I don’t think it would work. What is the state of design?
Right now we are seeing a shift from minimalism to maximalism. Minimalism has been the key feature of design over the last fifteen years. It all began with Cappellini’s minimal objects and was made popular by IKEA, which does good design at a very low price. Above all if you think that IKEA doesn’t start out from the product, but from the packaging.
Is consumerism going to bury us?
There can be no doubt that our society would not survive if we all bought things that were going to last in time. Like fashion, design always has to propose something new. IKEA, in this, is an expression of our day: it makes affordable to everyone products to be kept and consumed over a relatively short period of time.
But hadn’t capitalism failed?
Far from it. As Thomas Piketty says, we are going back to a 19th-century society, with an aristocracy of capital that has everything without having to work, and the rest of the world that no longer has access to the social ladder. Today a young person has worse prospects than I had. This means on the one hand that design will be increasingly democratic, and on the other there will be a handicraft industry producing unique pieces, without replicas and in very limited editions.
Can you give some advice?
Bet on authenticity.
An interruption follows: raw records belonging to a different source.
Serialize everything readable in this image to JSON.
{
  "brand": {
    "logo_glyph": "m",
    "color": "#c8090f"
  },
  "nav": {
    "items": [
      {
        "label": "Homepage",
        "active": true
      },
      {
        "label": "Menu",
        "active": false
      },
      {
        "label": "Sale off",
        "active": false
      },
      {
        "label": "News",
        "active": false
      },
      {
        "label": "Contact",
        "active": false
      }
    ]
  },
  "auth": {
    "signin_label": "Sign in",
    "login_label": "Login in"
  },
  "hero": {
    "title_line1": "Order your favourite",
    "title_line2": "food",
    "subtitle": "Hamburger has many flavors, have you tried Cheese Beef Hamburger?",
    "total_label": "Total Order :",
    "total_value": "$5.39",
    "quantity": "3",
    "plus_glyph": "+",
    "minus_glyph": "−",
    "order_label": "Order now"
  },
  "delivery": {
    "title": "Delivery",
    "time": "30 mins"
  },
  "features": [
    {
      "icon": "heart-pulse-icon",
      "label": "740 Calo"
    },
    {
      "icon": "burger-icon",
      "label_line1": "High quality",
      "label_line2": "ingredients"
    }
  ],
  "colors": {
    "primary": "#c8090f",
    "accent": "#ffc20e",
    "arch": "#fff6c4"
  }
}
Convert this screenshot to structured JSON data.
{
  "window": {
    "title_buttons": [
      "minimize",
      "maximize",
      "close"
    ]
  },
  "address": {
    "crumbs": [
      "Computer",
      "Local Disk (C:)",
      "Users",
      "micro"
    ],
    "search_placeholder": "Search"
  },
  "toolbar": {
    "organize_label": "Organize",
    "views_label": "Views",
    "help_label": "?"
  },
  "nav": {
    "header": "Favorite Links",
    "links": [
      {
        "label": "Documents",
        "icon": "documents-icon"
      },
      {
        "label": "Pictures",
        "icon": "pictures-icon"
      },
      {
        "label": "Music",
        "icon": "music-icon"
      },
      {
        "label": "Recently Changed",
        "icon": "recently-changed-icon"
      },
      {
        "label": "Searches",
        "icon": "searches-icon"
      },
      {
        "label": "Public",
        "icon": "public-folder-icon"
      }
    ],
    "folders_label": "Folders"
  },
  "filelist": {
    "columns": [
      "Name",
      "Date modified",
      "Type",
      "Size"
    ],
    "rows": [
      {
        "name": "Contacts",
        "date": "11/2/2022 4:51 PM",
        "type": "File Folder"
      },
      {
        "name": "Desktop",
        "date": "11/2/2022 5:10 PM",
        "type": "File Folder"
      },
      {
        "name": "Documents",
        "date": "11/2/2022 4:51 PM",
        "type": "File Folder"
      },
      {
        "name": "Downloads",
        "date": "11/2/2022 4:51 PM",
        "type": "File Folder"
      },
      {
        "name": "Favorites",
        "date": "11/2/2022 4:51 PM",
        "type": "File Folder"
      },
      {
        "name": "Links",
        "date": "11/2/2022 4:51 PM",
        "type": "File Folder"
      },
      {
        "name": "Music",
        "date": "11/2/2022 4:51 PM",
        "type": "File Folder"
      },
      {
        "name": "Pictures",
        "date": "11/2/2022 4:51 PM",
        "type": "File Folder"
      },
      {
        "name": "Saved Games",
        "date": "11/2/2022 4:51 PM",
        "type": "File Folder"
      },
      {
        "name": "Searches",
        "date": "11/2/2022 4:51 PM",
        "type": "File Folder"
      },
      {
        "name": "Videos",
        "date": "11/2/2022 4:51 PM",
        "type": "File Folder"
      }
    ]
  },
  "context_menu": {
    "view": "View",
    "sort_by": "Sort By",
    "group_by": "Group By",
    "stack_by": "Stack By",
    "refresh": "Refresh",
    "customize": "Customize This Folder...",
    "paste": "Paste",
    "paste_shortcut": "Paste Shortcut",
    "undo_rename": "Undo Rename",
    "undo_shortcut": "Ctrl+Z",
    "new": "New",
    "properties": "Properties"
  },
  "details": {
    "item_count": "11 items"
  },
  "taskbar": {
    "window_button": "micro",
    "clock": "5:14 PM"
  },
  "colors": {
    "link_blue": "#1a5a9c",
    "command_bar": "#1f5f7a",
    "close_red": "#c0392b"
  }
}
Sooner or later someone will launch an Italian IKEA of quality with economic products that instead of lasting just five years will last fifteen.
Let’s put out an appeal: designers of Italy, unite.
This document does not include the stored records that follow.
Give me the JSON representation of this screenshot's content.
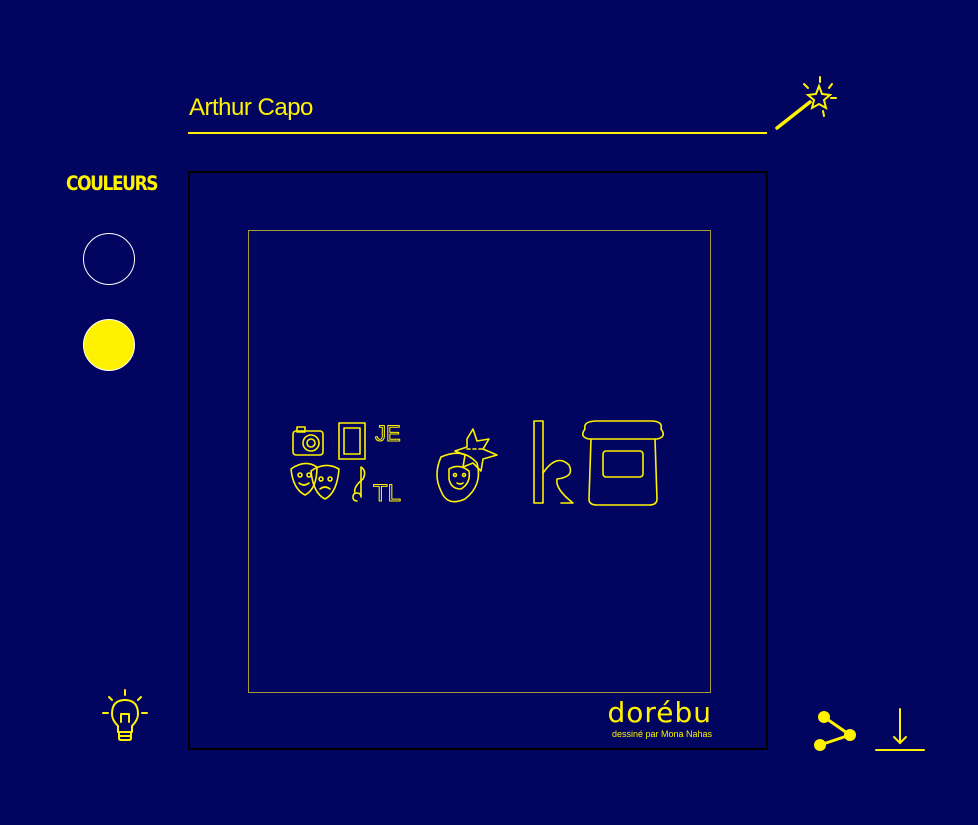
{
  "name_field": {
    "value": "Arthur Capo",
    "placeholder": ""
  },
  "colors_panel": {
    "title": "COULEURS",
    "swatches": [
      {
        "name": "navy-white-outline",
        "fill": "#02055f",
        "stroke": "#ffffff"
      },
      {
        "name": "yellow",
        "fill": "#fff200",
        "stroke": "#ffffff"
      }
    ]
  },
  "canvas": {
    "rebus_glyphs": [
      "JE",
      "TL"
    ],
    "brand": "dorébu",
    "brand_sub": "dessiné par Mona Nahas"
  },
  "icons": {
    "magic_wand": "magic-wand-icon",
    "hint": "lightbulb-icon",
    "share": "share-icon",
    "download": "download-icon"
  },
  "colors": {
    "background": "#02055f",
    "accent": "#fff200",
    "frame": "#a79a3a"
  }
}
Brianza is gearing itself up for this type of competition, it is trying to make the leap. I know of companies that make chairs competitive with IKEA’s prices, but of better quality. Between the expensive object and the cheap one there is a vast amount of room. Today either you go for the high end or you go to Zara. There’s nothing in the middle.
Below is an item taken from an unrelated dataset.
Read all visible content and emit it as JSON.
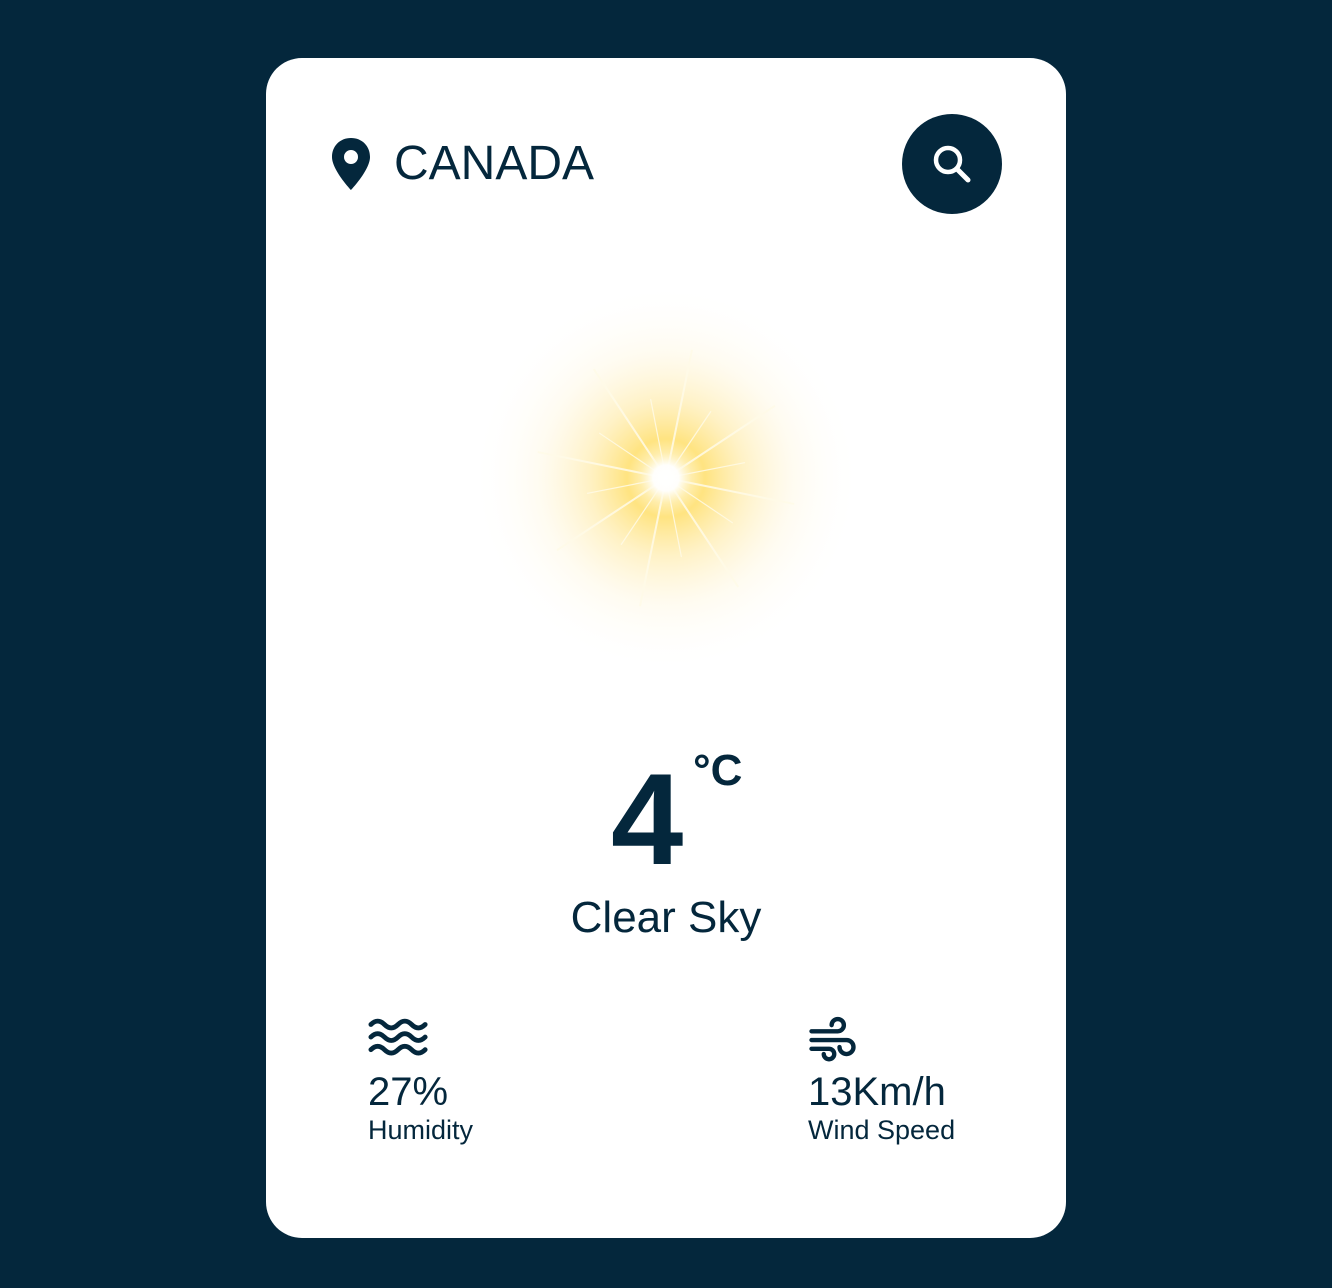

By the way, what is your relationship with fashion?
It’s my favorite sector. There are brands that spend a huge amount for events that last two or three months. And in the meantime they’re already thinking about the next initiative. It’s interesting to work on the ephemeral, don’t you think?
The exhibition Design Kaput staged at the Galleria Luisa delle Piane in Milan, which opened at the time of the last MiArt and has just come to an end, may be replicated in New York. On that occasion you talked about the reappropriation of objects. Tell me more.
I’m not sure about doing the exhibition in New York yet. In fact we still don’t have the name of a gallery. If it happens, as I hope it will, it won’t simply be a replica of the exhibition at Luisa delle Piane’s. It’s not reappropriation, but appropriation: at Design Kaput I showed chairs that were not designed by me, but by Ola Wihlborg for IKEA. I had those chairs painted by hand with the lyrics of songs that had something to do with the bottom, an essential part of the human body when it comes to using a chair. As well as the chairs, I had a table decorated that had been designed by Jean Prouvé for Vitra. The only thing I designed was the type, which is distinguished by the fact that each letter takes up the same space, a square that only slightly reduces its legibility but greatly increases the decorative effect. On a large surface it resembles a fabric with a regular pattern, like the wallpaper that covered all the walls and ceilings of the exhibition space.
What plans do you have for the future, Christoph?
Unfortunately, I can’t see into the future, but I’m sure that it still has something interesting in store for me.